Acknowledgements

 

A large number of highly distinguished individuals with impressive and well established international reputations in their fields have agreed to join the Editorial Board of the Journal, some of them accepting the onerous task of a regional editor.  These colleagues represent the field of person-centered medicine in its broadest manifestations and we are deeply grateful to them for their participation and assistance in the work of the Journal.  As eminent scholars, they will function not only as learned referees for IJPCM as part of the peer review process, but also as contributing authors and will play a vital role in promoting the Journal as part of their ongoing work within their own countries and particularly on the international stage.    

 

References

 

[1] Heath, I. (2005).  Promotion of disease and corrosion of medicine.  Canadian Family Physician 51, 1320 – 1322.

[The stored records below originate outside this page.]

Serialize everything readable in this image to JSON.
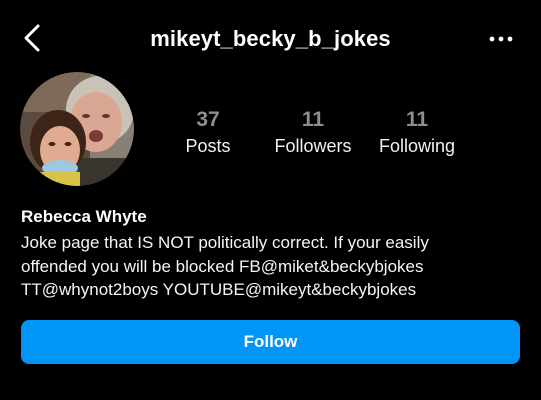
{
  "header": {
    "username": "mikeyt_becky_b_jokes",
    "back_icon": "chevron-left-icon",
    "more_icon": "more-horizontal-icon"
  },
  "profile": {
    "avatar_icon": "profile-photo",
    "stats": [
      {
        "value": "37",
        "label": "Posts"
      },
      {
        "value": "11",
        "label": "Followers"
      },
      {
        "value": "11",
        "label": "Following"
      }
    ],
    "display_name": "Rebecca Whyte",
    "bio_lines": [
      "Joke page that IS NOT politically correct. If your easily",
      "offended you will be blocked FB@miket&beckybjokes",
      "TT@whynot2boys YOUTUBE@mikeyt&beckybjokes"
    ]
  },
  "actions": {
    "follow_label": "Follow"
  },
  "colors": {
    "background": "#000000",
    "accent": "#0095f6",
    "stat_number": "#8e8e8e"
  }
}
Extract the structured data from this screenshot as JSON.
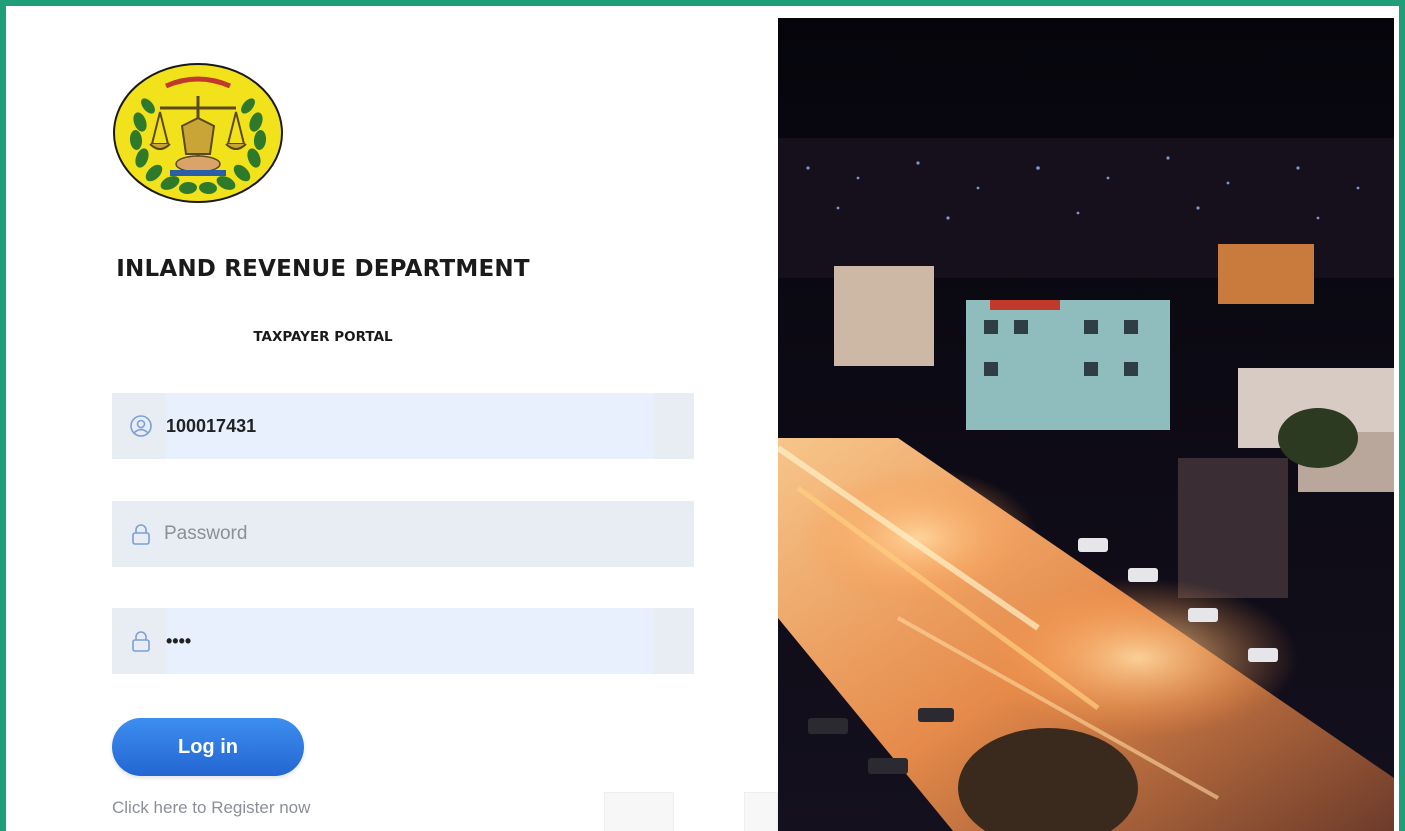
{
  "header": {
    "organization": "INLAND REVENUE DEPARTMENT",
    "portal": "TAXPAYER PORTAL",
    "emblem_icon": "somaliland-coat-of-arms-emblem"
  },
  "form": {
    "username": {
      "value": "100017431",
      "icon": "user-circle-icon"
    },
    "password": {
      "placeholder": "Password",
      "icon": "lock-icon"
    },
    "confirm": {
      "value": "••••",
      "icon": "lock-icon"
    },
    "login_label": "Log in",
    "register_label": "Click here to Register now"
  },
  "hero": {
    "description_icon": "city-night-photo"
  },
  "colors": {
    "frame_border": "#1f9e79",
    "button": "#2e78e0",
    "field_bg": "#e8ecf3",
    "field_autofill": "#e8f0fe"
  }
}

[2] Miles, A. (2009).  On a Medicine for the Whole Person: away from scientistic reductionism and towards the embrace of the complex in clinical practice.  Journal of Evaluation in Clinical Practice 15, 941-949.

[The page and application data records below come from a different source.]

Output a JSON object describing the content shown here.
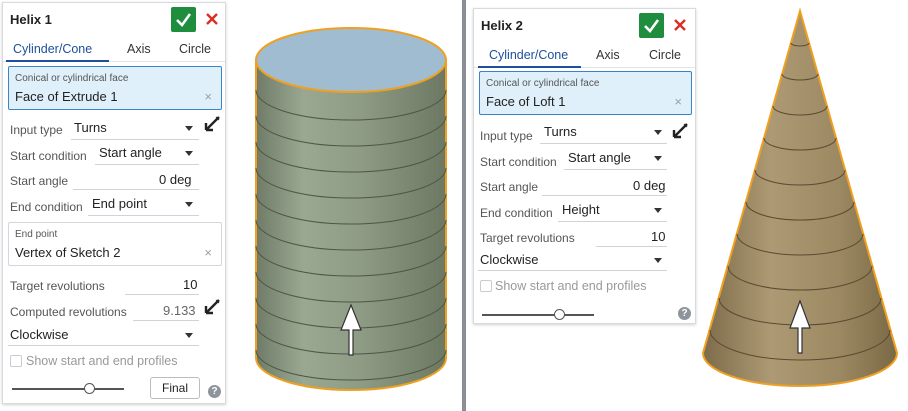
{
  "helix1": {
    "title": "Helix 1",
    "tabs": [
      "Cylinder/Cone",
      "Axis",
      "Circle"
    ],
    "face_label": "Conical or cylindrical face",
    "face_value": "Face of Extrude 1",
    "input_type_label": "Input type",
    "input_type_value": "Turns",
    "start_condition_label": "Start condition",
    "start_condition_value": "Start angle",
    "start_angle_label": "Start angle",
    "start_angle_value": "0 deg",
    "end_condition_label": "End condition",
    "end_condition_value": "End point",
    "end_point_label": "End point",
    "end_point_value": "Vertex of Sketch 2",
    "target_rev_label": "Target revolutions",
    "target_rev_value": "10",
    "computed_rev_label": "Computed revolutions",
    "computed_rev_value": "9.133",
    "direction_value": "Clockwise",
    "show_profiles_label": "Show start and end profiles",
    "final_label": "Final",
    "help_glyph": "?",
    "clear_glyph": "×"
  },
  "helix2": {
    "title": "Helix 2",
    "tabs": [
      "Cylinder/Cone",
      "Axis",
      "Circle"
    ],
    "face_label": "Conical or cylindrical face",
    "face_value": "Face of Loft 1",
    "input_type_label": "Input type",
    "input_type_value": "Turns",
    "start_condition_label": "Start condition",
    "start_condition_value": "Start angle",
    "start_angle_label": "Start angle",
    "start_angle_value": "0 deg",
    "end_condition_label": "End condition",
    "end_condition_value": "Height",
    "target_rev_label": "Target revolutions",
    "target_rev_value": "10",
    "direction_value": "Clockwise",
    "show_profiles_label": "Show start and end profiles",
    "help_glyph": "?",
    "clear_glyph": "×"
  },
  "colors": {
    "accept_green": "#1e8e3e",
    "cancel_red": "#d93025",
    "tab_active_blue": "#1d4f9c",
    "selection_fill": "#dff0fa",
    "cylinder_body": "#8f9c86",
    "cylinder_top": "#9fbcd1",
    "cone_body": "#a38f6a",
    "highlight_orange": "#f0a020"
  },
  "icons": [
    "check-icon",
    "close-icon",
    "flip-direction-icon",
    "help-icon",
    "clear-icon",
    "caret-down-icon"
  ]
}
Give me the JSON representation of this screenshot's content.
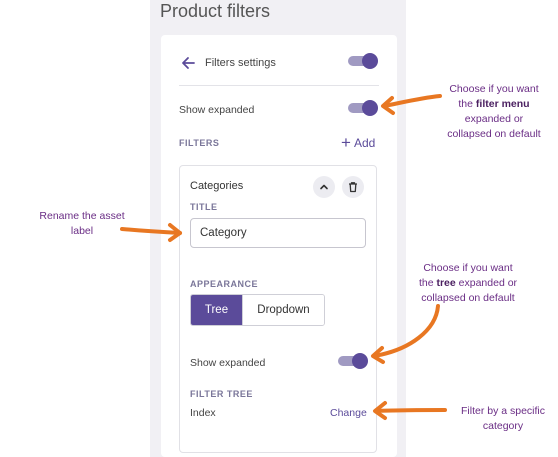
{
  "header": {
    "title": "Product filters"
  },
  "settings": {
    "label": "Filters settings",
    "back_icon": "arrow-left-icon",
    "enabled": true
  },
  "show_expanded": {
    "label": "Show expanded",
    "on": true
  },
  "filters_section": {
    "heading": "FILTERS",
    "add_label": "Add",
    "add_icon": "plus-icon"
  },
  "filter": {
    "name": "Categories",
    "collapse_icon": "chevron-up-icon",
    "delete_icon": "trash-icon",
    "title_heading": "TITLE",
    "title_value": "Category",
    "appearance_heading": "APPEARANCE",
    "appearance_options": [
      "Tree",
      "Dropdown"
    ],
    "appearance_selected": "Tree",
    "show_expanded_label": "Show expanded",
    "show_expanded_on": true,
    "tree_heading": "FILTER TREE",
    "tree_value": "Index",
    "change_label": "Change"
  },
  "annotations": {
    "filter_menu": {
      "line1": "Choose if you want",
      "line2_pre": "the ",
      "line2_bold": "filter menu",
      "line3": "expanded or",
      "line4": "collapsed on default"
    },
    "rename": {
      "line1": "Rename the asset",
      "line2": "label"
    },
    "tree": {
      "line1": "Choose if you want",
      "line2_pre": "the ",
      "line2_bold": "tree",
      "line2_post": " expanded or",
      "line3": "collapsed on default"
    },
    "category": {
      "line1": "Filter by a specific",
      "line2": "category"
    }
  },
  "colors": {
    "accent": "#5b4b9a",
    "annotation": "#6a2d85",
    "arrow": "#e87722",
    "panel_bg": "#f1f0f4"
  }
}
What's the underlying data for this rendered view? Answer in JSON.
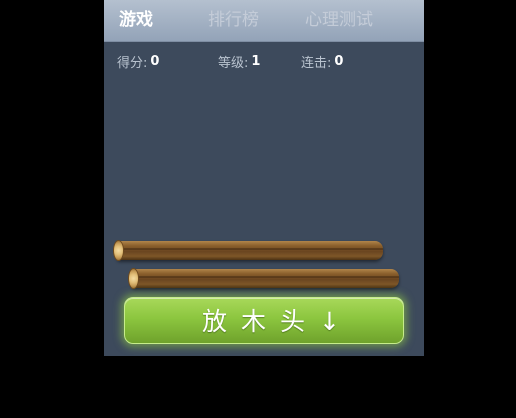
{
  "tabs": {
    "game": "游戏",
    "rank": "排行榜",
    "psych": "心理测试"
  },
  "stats": {
    "score_label": "得分:",
    "score_value": "0",
    "level_label": "等级:",
    "level_value": "1",
    "combo_label": "连击:",
    "combo_value": "0"
  },
  "logs": [
    "log",
    "log"
  ],
  "action_button": {
    "label": "放木头↓"
  },
  "colors": {
    "background": "#000000",
    "panel": "#3d4a5c",
    "button": "#8cc63f"
  }
}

[3] Miles, A. (2011).  On the need for person-centered clinical practice.  International Journal of Person Centered Medicine 1 (2). In Press. 

[4] Miles, A. (2011).  Individualising healthcare in an age of scientific advance and economic constraint: person-centered clinical practice and people-centered public health.  Annali dell’  Istituto Superiore di Sanita’  47. In Press.

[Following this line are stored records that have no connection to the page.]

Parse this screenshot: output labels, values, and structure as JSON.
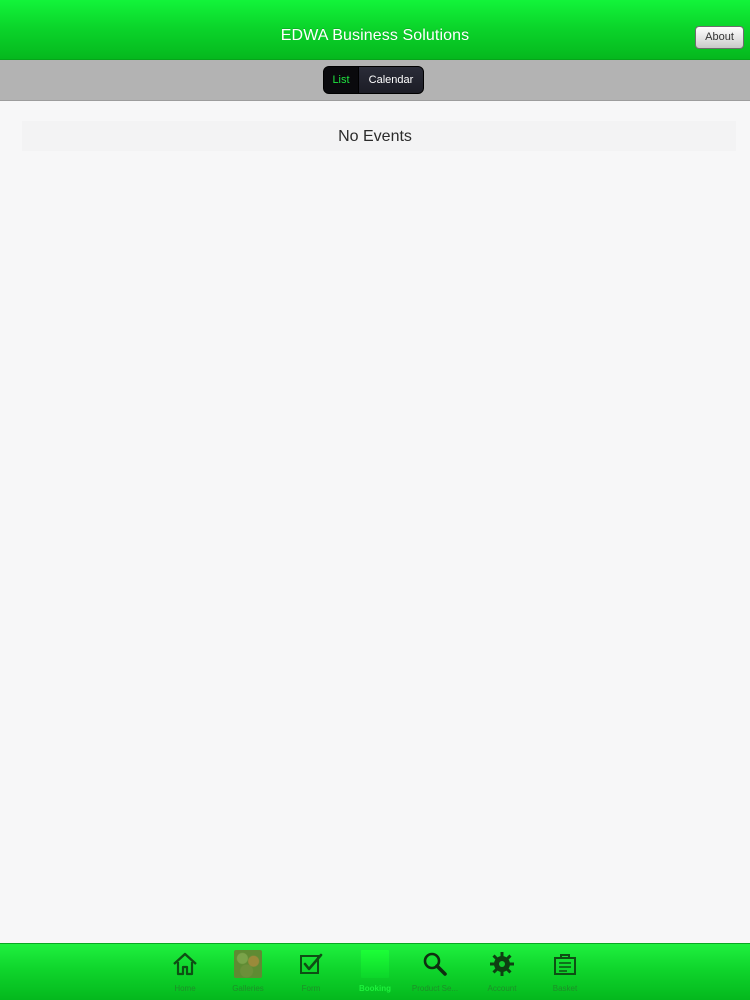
{
  "header": {
    "title": "EDWA Business Solutions",
    "about_label": "About"
  },
  "segment": {
    "list_label": "List",
    "calendar_label": "Calendar",
    "selected": "List"
  },
  "content": {
    "empty_message": "No Events"
  },
  "tabbar": {
    "items": [
      {
        "label": "Home",
        "icon": "home-icon"
      },
      {
        "label": "Galleries",
        "icon": "gallery-icon"
      },
      {
        "label": "Form",
        "icon": "checkbox-icon"
      },
      {
        "label": "Booking",
        "icon": "booking-icon",
        "active": true
      },
      {
        "label": "Product Se...",
        "icon": "search-icon"
      },
      {
        "label": "Account",
        "icon": "gear-icon"
      },
      {
        "label": "Basket",
        "icon": "basket-icon"
      }
    ]
  },
  "colors": {
    "brand_green": "#0bd62b",
    "active_green": "#1df13c",
    "segment_bar": "#b3b3b3"
  }
}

[5] Miles, A., & Loughlin, M. (2011).  Science with humanity versus scientism and technocracy:  the need for a
radical change in clinical philosophy.  Journal of Evaluation in Clinical Practice 17 (4).  In Press.

[6] Gordon, J. (2005). Medical humanities: to cure sometimes, to relieve often, to comfort always.  Medical Journal of Australia 182, 5-8.

[7] Scheurich, N. (2003).  Reconsidering spirituality and medicine. Academic Medicine 78, 356-360.

[8] Mezzich, J. E., Snaedal, J., van Weel, C., & Heath, I. (2010).  Conceptual explorations on Person-centered Medicine. International Journal of Integrated Care 10 (suppl.)

[9] Mezzich, J. E., Snaedal,  J., van Weel, C., & Heath, I. (2010).  From disease to patient to person: towards a person-centered medicine.  Mount Sinai Journal of Medicine 77, 304-306.

[10] Mezzich, J. E. (2011).  The Geneva Conferences and the emergence of the International Network for Person-centered Medicine.  Journal of Evaluation in Clinical Practice 17, 333-336.